■ Task description
From the material below, copy each line that holds the word "typedef".

[Opening Working data section]

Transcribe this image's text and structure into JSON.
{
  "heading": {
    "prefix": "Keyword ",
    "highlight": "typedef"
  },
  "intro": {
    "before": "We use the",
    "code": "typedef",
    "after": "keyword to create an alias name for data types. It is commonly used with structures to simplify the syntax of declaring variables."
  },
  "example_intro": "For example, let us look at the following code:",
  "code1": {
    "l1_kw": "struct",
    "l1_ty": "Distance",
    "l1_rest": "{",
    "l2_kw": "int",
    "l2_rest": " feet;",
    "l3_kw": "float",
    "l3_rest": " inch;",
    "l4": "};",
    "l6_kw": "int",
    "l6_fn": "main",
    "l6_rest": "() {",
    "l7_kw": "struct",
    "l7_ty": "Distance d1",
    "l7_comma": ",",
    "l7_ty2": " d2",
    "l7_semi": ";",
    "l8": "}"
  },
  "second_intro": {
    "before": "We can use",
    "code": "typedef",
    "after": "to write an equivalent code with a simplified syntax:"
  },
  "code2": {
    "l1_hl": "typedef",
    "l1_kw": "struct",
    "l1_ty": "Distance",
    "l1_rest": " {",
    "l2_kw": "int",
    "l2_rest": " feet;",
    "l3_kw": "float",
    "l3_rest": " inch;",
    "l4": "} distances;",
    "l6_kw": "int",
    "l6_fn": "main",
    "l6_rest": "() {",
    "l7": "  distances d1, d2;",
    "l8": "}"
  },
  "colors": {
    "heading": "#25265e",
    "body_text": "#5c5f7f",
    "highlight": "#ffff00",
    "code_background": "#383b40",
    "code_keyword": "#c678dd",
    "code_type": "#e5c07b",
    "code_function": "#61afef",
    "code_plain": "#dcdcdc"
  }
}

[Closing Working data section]

■ Task answer
    "highlight": "typedef"
    "code": "typedef",
    "code": "typedef",
    "l1_hl": "typedef",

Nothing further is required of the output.